“I am the true rebellion.”
Davey Havok and Jade Puget are no strangers to our playlists. Their renowned rock band, AFI, has been making waves from the moment of their inception in 1998. Now, Havok and Puget have embarked on an adventure of their own, and with a little help from Steve Aoki’s label Dim Mak, they’ve crafted a straight-edge hardcore group, appropriately titled XTRMST.
You’ll enter the battlefield that is the band’s first release with “Words For The Unwanted,” a fair warning to what lies ahead. Sounding like fifty songs in one, there isn’t a trace of cohesion in the entire length of the track. The vocals have a hint of terror, and the backing instruments are ferocious enough to be the cause.
Take a seat, and listen up, because “Merciless” is prepped and ready to take you hostage if you put up a fight. With quick vocals that are pure anger at the forefront, the song slips from hair band guitar to a progressive rock flair to backing vocals that throw it straight into post- hardcore territory. Of course, the madness in its quick changes ensures it doesn’t lose its straight edge markings.

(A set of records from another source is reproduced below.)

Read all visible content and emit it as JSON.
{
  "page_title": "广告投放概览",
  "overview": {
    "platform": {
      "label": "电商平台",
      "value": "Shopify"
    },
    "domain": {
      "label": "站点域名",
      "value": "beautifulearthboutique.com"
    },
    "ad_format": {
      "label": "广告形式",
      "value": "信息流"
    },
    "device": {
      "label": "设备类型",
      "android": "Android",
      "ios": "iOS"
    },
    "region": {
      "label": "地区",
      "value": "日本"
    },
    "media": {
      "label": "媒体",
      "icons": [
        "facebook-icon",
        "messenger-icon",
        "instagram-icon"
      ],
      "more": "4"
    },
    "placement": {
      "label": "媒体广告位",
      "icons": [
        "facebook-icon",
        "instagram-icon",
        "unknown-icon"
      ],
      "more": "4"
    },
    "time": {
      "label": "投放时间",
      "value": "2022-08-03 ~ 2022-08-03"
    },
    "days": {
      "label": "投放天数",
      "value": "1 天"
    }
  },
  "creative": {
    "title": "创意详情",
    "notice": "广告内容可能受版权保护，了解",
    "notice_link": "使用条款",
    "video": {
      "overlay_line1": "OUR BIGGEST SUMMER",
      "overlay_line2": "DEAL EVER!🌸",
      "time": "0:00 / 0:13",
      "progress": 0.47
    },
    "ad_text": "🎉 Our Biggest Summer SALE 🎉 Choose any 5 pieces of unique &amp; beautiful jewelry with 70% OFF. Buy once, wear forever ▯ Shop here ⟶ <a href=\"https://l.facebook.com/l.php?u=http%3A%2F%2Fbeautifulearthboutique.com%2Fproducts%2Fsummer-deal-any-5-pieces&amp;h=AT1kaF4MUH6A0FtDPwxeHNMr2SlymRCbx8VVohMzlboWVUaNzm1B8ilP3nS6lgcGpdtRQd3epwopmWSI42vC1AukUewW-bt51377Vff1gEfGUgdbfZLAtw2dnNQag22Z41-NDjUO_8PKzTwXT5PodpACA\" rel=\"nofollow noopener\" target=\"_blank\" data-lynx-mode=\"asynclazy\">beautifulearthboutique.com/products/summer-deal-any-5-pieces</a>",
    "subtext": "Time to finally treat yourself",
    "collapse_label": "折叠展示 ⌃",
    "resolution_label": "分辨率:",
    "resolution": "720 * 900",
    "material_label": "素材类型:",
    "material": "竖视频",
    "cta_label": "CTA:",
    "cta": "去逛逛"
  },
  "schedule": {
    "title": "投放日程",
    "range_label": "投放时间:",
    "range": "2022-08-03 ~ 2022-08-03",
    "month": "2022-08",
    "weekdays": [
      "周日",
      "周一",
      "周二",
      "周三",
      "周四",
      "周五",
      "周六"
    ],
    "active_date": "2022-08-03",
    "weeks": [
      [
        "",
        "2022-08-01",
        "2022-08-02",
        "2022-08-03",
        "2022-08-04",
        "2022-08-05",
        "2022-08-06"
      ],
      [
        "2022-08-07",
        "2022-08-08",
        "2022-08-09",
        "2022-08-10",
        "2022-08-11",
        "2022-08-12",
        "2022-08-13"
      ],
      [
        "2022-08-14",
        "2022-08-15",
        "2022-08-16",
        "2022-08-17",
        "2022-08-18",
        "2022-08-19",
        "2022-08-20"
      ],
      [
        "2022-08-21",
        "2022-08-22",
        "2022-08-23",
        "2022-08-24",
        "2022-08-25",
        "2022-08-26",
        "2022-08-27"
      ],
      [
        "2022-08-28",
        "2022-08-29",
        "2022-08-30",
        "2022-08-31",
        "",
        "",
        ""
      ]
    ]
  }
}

From there, you’re introduced to the album’s most impressive track. “Sharper” channels grunge throughout its notes. Add in a wailing guitar straight out of the neon decade that transforms into an interesting arrangement almost resembling a warning siren, and you’re left to wonder if this could be classified as progressive grunge.
Some songs are instantly obvious as ones that will be great live, and “Humanity” is one of them. The vocal delivery takes things into punk rock territory, and the energy never fades throughout its notes. High tension and stress rise as the instruments form into one loud entity, and by the end of the song, you’ll find yourself more than a little exhausted.
Intentions were set for XTRMST’s self titled debut to be “chaos” by Havok himself. There’s no question that the goal that was accomplished 110%. There isn’t a single moment of the album that doesn’t push the envelope, reimagining what hardcore, straight edge and music as a whole can be. The amount of innovation displayed doesn’t come without a downside, leaving some moments of the album difficult to comprehend. Still, with this collection, XTRMST have set a sturdy foundation–one that has the potential to support a remarkable career.
Buy It, Skip It, Stream It: Stream it when you’re in the mood for havoc.